DATA —
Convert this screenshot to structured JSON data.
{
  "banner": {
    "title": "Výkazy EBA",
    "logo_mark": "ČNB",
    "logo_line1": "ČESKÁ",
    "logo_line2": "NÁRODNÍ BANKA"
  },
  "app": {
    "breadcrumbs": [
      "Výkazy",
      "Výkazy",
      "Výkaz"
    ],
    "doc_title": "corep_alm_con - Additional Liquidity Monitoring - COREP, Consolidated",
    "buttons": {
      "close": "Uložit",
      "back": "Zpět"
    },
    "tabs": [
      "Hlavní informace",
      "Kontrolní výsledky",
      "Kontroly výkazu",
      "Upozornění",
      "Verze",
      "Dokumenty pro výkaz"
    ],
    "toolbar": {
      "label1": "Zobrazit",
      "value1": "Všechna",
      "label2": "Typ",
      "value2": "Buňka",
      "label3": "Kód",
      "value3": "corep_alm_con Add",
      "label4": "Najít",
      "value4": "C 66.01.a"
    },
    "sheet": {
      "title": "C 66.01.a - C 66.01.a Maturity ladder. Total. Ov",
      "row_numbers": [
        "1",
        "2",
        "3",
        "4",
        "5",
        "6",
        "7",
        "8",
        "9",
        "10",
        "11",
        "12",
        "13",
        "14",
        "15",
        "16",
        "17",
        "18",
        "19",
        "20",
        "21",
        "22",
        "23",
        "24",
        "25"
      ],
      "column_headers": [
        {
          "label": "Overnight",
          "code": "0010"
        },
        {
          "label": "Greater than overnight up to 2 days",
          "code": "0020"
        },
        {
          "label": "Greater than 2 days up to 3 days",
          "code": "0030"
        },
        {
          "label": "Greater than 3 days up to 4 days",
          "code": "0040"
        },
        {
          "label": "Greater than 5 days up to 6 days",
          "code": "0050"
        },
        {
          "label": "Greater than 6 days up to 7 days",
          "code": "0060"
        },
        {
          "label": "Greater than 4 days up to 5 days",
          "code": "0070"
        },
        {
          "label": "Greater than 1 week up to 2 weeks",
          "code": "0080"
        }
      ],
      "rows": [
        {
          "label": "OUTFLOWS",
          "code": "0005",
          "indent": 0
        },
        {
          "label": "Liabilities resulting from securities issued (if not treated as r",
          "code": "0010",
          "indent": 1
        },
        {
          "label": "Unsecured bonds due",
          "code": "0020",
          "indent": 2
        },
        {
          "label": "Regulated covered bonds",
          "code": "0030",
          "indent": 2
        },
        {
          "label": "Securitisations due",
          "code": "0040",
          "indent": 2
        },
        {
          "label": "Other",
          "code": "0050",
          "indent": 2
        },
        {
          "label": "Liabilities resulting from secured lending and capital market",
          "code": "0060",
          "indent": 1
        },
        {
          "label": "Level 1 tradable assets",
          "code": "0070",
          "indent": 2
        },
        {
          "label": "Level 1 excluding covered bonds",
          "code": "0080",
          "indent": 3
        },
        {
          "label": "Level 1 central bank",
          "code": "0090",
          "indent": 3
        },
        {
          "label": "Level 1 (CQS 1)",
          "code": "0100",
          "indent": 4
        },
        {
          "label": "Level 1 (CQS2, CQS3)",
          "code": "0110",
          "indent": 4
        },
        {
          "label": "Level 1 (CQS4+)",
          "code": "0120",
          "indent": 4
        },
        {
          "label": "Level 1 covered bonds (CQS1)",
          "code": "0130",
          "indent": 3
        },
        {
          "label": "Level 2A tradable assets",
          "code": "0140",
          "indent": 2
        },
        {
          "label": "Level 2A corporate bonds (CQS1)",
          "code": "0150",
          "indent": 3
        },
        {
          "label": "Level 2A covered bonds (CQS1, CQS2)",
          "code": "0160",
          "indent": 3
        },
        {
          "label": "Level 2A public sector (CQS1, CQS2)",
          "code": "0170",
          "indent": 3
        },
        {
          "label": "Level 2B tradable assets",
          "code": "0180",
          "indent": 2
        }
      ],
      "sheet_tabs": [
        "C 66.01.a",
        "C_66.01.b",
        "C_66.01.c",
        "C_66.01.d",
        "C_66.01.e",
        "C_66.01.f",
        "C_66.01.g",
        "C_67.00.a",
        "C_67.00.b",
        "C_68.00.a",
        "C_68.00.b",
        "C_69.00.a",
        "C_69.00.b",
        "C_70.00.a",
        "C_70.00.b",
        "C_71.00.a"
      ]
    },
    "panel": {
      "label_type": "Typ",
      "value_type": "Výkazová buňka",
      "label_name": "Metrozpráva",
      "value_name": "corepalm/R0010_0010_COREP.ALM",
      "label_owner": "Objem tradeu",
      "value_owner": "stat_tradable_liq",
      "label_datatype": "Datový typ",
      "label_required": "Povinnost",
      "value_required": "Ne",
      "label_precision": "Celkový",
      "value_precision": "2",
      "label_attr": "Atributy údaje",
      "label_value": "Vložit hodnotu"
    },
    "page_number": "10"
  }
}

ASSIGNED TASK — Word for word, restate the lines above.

SOLUTION TO THIS PROBLEM —
Convert this screenshot to structured JSON data.
{
  "banner": {
    "title": "Výkazy EBA",
    "logo_mark": "ČNB",
    "logo_line1": "ČESKÁ",
    "logo_line2": "NÁRODNÍ BANKA"
  },
  "app": {
    "breadcrumbs": [
      "Výkazy",
      "Výkazy",
      "Výkaz"
    ],
    "doc_title": "corep_alm_con - Additional Liquidity Monitoring - COREP, Consolidated",
    "buttons": {
      "close": "Uložit",
      "back": "Zpět"
    },
    "tabs": [
      "Hlavní informace",
      "Kontrolní výsledky",
      "Kontroly výkazu",
      "Upozornění",
      "Verze",
      "Dokumenty pro výkaz"
    ],
    "toolbar": {
      "label1": "Zobrazit",
      "value1": "Všechna",
      "label2": "Typ",
      "value2": "Buňka",
      "label3": "Kód",
      "value3": "corep_alm_con Add",
      "label4": "Najít",
      "value4": "C 66.01.a"
    },
    "sheet": {
      "title": "C 66.01.a - C 66.01.a Maturity ladder. Total. Ov",
      "row_numbers": [
        "1",
        "2",
        "3",
        "4",
        "5",
        "6",
        "7",
        "8",
        "9",
        "10",
        "11",
        "12",
        "13",
        "14",
        "15",
        "16",
        "17",
        "18",
        "19",
        "20",
        "21",
        "22",
        "23",
        "24",
        "25"
      ],
      "column_headers": [
        {
          "label": "Overnight",
          "code": "0010"
        },
        {
          "label": "Greater than overnight up to 2 days",
          "code": "0020"
        },
        {
          "label": "Greater than 2 days up to 3 days",
          "code": "0030"
        },
        {
          "label": "Greater than 3 days up to 4 days",
          "code": "0040"
        },
        {
          "label": "Greater than 5 days up to 6 days",
          "code": "0050"
        },
        {
          "label": "Greater than 6 days up to 7 days",
          "code": "0060"
        },
        {
          "label": "Greater than 4 days up to 5 days",
          "code": "0070"
        },
        {
          "label": "Greater than 1 week up to 2 weeks",
          "code": "0080"
        }
      ],
      "rows": [
        {
          "label": "OUTFLOWS",
          "code": "0005",
          "indent": 0
        },
        {
          "label": "Liabilities resulting from securities issued (if not treated as r",
          "code": "0010",
          "indent": 1
        },
        {
          "label": "Unsecured bonds due",
          "code": "0020",
          "indent": 2
        },
        {
          "label": "Regulated covered bonds",
          "code": "0030",
          "indent": 2
        },
        {
          "label": "Securitisations due",
          "code": "0040",
          "indent": 2
        },
        {
          "label": "Other",
          "code": "0050",
          "indent": 2
        },
        {
          "label": "Liabilities resulting from secured lending and capital market",
          "code": "0060",
          "indent": 1
        },
        {
          "label": "Level 1 tradable assets",
          "code": "0070",
          "indent": 2
        },
        {
          "label": "Level 1 excluding covered bonds",
          "code": "0080",
          "indent": 3
        },
        {
          "label": "Level 1 central bank",
          "code": "0090",
          "indent": 3
        },
        {
          "label": "Level 1 (CQS 1)",
          "code": "0100",
          "indent": 4
        },
        {
          "label": "Level 1 (CQS2, CQS3)",
          "code": "0110",
          "indent": 4
        },
        {
          "label": "Level 1 (CQS4+)",
          "code": "0120",
          "indent": 4
        },
        {
          "label": "Level 1 covered bonds (CQS1)",
          "code": "0130",
          "indent": 3
        },
        {
          "label": "Level 2A tradable assets",
          "code": "0140",
          "indent": 2
        },
        {
          "label": "Level 2A corporate bonds (CQS1)",
          "code": "0150",
          "indent": 3
        },
        {
          "label": "Level 2A covered bonds (CQS1, CQS2)",
          "code": "0160",
          "indent": 3
        },
        {
          "label": "Level 2A public sector (CQS1, CQS2)",
          "code": "0170",
          "indent": 3
        },
        {
          "label": "Level 2B tradable assets",
          "code": "0180",
          "indent": 2
        }
      ],
      "sheet_tabs": [
        "C 66.01.a",
        "C_66.01.b",
        "C_66.01.c",
        "C_66.01.d",
        "C_66.01.e",
        "C_66.01.f",
        "C_66.01.g",
        "C_67.00.a",
        "C_67.00.b",
        "C_68.00.a",
        "C_68.00.b",
        "C_69.00.a",
        "C_69.00.b",
        "C_70.00.a",
        "C_70.00.b",
        "C_71.00.a"
      ]
    },
    "panel": {
      "label_type": "Typ",
      "value_type": "Výkazová buňka",
      "label_name": "Metrozpráva",
      "value_name": "corepalm/R0010_0010_COREP.ALM",
      "label_owner": "Objem tradeu",
      "value_owner": "stat_tradable_liq",
      "label_datatype": "Datový typ",
      "label_required": "Povinnost",
      "value_required": "Ne",
      "label_precision": "Celkový",
      "value_precision": "2",
      "label_attr": "Atributy údaje",
      "label_value": "Vložit hodnotu"
    },
    "page_number": "10"
  }
}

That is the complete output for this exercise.